Eric La Barr
Eric La Barr, Efrem P. Towns, Maxx Maulion, Aaron Perilo, Tony Rayner, Tia Marie Schroeder
"Four Guys" Review
This 22-minute short is the story of four guys making their way through life in the Big Apple, a journey that feels an awful lot like the sort of misadventures one might find in a Rob Schneider comedy or, say, the "American Pie" films.
Jack (Eric La Barr, who also wrote the film), Harry (Efrem P. Towns), Stuart (Maxx Maulion), and Hugo (Aaron Perilo) share an inner-city apartment at the mercy of a landlord (Tony Rayner) who seems to be looking for reasons to evict the foursome due to their late night shenanigans and sexcapades.
While Four Guys is about as straightforward as its title would imply, the film is nicely shot by D.P. Tom Sepenzis using a Panasonic HVX200 with an M2 35mm Adaptor giving the film a vastly superior look to many similar shorts. La Barr's script is part buddy flick, part sex comedy that works largely because the four leads have a solid chemistry and La Barr, in the matter of a mere 22 minutes, manages to give each character moments to shine and distinct characteristics.

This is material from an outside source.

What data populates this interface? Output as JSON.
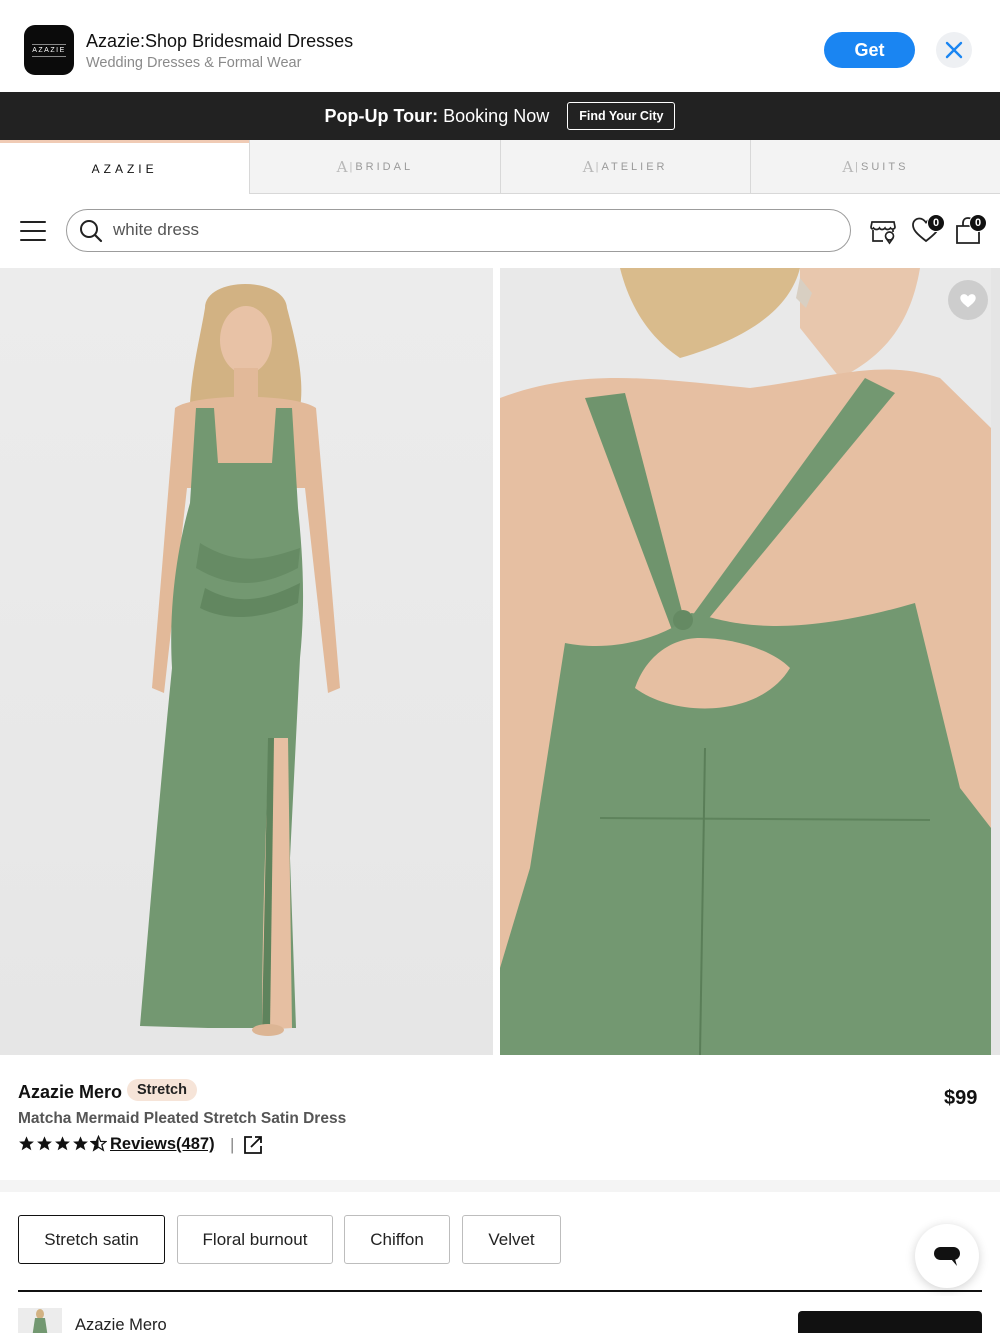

Director Charles Clemmons paces the film casually, giving the humor room to breathe and the actors an opportunity to toy with the lines. This approach works particularly well with Maxx Maulion's Stuart and Efrem P. Towns' Harry, both of whom managed to make their lines even funnier the longer the camera lingered on their faces. In a supporting turn, Tia Marie Schroeder shined as Hugo's sexy girlfriend.
As a film site devoted to supporting up-and-coming independent filmmakers, The Independent Critic receives tons of submissions annually and many of the shorts tackle straightforward, inexpensive to produce themes just like this one. To be honest, many of them are downright painful to watch. Four Guys, on the other hand, is an entertaining and and fun short featuring solid performances from its ensemble cast, plenty of laughs in Eric La Barr's script and great production values including the film's camera work and Zale Morris's production design that turned a Studio City, CA apartment into the Big Apple.